Singapore's hidden secret of domestic worker abuse

David Cameron was shown the country's shiniest veneer on his tour. What he didn't see was the army of foreign women who are routinely exploited and often abused in the service of rich nationals
Showdown by Shirley Jackson: A previously unpublished short story from the queen of American Gothic

Showdown, by Shirley Jackson

A previously unpublished short story from the queen of American Gothic
10 best DSLRs

Be sharp! 10 best DSLRs

Up your photography game with a versatile, powerful machine
Solved after 200 years: the mysterious deaths of 3,000 soldiers from Napoleon's army

Solved after 200 years

The mysterious deaths of 3,000 soldiers from Napoleon's army
Every regional power has betrayed the Kurds so Turkish bombing is no surprise

Robert Fisk on the Turkey conflict

Every regional power has betrayed the Kurds so Turkish bombing is no surprise
Investigation into wreck of unidentified submarine found off the coast of Sweden

Sunken sub

Investigation underway into wreck of an unidentified submarine found off the coast of Sweden
Instagram and Facebook have 'totally changed' the way people buy clothes
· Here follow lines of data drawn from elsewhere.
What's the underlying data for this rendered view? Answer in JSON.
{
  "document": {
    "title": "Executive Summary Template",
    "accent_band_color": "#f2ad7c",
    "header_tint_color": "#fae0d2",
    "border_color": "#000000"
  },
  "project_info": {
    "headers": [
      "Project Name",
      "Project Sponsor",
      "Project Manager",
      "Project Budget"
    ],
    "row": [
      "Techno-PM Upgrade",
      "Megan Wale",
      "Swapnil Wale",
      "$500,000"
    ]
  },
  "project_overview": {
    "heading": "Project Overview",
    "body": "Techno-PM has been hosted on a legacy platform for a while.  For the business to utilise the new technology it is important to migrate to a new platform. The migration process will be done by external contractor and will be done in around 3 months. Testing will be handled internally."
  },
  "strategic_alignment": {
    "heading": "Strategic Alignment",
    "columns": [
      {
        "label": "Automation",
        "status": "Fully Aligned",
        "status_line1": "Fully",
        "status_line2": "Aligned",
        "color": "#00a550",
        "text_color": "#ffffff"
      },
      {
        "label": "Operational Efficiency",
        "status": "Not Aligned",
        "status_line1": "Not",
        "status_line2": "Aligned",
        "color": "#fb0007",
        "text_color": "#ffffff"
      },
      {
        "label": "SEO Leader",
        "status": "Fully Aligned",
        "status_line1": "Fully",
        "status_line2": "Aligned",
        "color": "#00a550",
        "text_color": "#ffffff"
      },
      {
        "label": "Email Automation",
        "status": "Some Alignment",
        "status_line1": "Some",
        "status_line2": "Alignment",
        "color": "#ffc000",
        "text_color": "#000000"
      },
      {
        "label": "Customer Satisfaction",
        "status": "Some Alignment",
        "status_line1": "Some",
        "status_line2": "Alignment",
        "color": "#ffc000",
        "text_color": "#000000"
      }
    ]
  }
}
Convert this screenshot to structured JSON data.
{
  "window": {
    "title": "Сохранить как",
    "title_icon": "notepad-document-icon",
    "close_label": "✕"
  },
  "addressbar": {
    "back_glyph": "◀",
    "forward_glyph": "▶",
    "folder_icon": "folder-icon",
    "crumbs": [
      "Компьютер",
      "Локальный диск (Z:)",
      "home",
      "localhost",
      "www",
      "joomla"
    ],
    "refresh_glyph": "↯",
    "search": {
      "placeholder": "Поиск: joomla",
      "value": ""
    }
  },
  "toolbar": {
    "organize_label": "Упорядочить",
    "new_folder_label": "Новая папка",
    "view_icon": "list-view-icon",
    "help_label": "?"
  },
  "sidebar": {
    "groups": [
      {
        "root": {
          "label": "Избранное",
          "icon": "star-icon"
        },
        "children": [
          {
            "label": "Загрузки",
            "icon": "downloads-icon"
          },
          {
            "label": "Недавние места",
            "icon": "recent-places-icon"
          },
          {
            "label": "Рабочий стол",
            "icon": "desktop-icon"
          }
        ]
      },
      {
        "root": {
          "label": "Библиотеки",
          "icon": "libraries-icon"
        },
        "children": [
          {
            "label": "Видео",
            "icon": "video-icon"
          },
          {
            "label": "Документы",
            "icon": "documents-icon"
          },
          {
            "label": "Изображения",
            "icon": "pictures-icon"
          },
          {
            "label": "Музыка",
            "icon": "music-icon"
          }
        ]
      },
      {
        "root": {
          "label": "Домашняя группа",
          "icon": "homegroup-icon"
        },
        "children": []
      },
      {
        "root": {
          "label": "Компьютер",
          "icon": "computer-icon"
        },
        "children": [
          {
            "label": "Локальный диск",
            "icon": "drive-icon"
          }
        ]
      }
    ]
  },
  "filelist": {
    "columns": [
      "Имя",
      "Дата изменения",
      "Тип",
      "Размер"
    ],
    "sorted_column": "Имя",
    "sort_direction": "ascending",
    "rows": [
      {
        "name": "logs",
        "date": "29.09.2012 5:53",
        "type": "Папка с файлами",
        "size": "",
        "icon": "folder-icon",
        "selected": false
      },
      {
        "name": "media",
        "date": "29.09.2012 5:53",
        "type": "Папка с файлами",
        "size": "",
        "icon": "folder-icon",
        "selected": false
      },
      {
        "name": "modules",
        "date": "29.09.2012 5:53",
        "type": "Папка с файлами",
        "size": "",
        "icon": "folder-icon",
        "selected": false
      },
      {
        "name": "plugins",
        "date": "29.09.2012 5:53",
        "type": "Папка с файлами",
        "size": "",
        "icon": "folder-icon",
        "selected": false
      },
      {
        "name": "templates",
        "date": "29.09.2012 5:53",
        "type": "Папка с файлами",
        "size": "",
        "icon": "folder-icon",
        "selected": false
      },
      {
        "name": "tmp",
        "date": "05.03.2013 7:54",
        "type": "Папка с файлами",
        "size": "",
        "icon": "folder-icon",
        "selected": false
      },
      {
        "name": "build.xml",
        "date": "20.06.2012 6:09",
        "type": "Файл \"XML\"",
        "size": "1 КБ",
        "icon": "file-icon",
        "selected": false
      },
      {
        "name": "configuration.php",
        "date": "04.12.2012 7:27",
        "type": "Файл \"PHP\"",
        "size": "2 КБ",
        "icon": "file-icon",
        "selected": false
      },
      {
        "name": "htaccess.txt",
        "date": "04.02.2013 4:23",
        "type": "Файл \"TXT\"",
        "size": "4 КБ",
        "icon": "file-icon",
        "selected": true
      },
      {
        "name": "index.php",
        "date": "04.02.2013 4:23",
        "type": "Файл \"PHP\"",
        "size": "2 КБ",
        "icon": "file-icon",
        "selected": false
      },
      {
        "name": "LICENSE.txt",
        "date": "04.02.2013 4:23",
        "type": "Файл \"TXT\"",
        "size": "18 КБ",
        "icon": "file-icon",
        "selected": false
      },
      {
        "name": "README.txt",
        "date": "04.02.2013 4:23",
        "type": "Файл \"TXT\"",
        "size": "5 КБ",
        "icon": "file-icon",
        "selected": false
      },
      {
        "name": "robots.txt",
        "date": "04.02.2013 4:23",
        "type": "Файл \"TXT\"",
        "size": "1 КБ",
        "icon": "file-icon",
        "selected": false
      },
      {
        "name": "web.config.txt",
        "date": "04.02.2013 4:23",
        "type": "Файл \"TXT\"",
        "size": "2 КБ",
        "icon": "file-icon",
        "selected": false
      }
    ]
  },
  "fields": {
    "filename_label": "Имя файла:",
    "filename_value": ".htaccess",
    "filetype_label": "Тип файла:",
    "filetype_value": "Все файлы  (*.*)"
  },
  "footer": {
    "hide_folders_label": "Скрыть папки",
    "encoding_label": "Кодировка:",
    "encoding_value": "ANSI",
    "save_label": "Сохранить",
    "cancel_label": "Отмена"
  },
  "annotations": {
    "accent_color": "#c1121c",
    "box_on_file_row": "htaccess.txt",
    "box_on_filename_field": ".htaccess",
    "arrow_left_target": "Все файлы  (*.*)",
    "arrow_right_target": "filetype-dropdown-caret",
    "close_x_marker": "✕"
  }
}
Age of the selfie

Instagram and Facebook have 'totally changed' the way people buy clothes
Not so square: How BBC's Bloomsbury saga is sexing up the period drama

Not so square

How Virginia Woolf saga is sexing up the BBC period drama
Rio Olympics 2016: The seven teenagers still carrying a torch for our Games hopes

Still carrying the torch

The seven teenagers given our Olympic hopes
The West likes to think that 'civilisation' will defeat Isis, but history suggests otherwise

The West likes to think that 'civilisation' will defeat Isis...

...but history suggests otherwise
The bald truth: How one author's thinning hair made him a Wayne Rooney sympathiser

The bald truth

How thinning hair made me a Wayne Rooney sympathiser
Froome wins second Tour de France after triumphant ride into Paris with Team Sky

Tour de France 2015

Froome rides into Paris to win historic second Tour
Fifteen years ago, Concorde crashed, and a dream died. Today, the desire to travel faster than the speed of sound is growing once again

A new beginning for supersonic flight?

Concorde's successors are in the works 15 years on from the Paris crash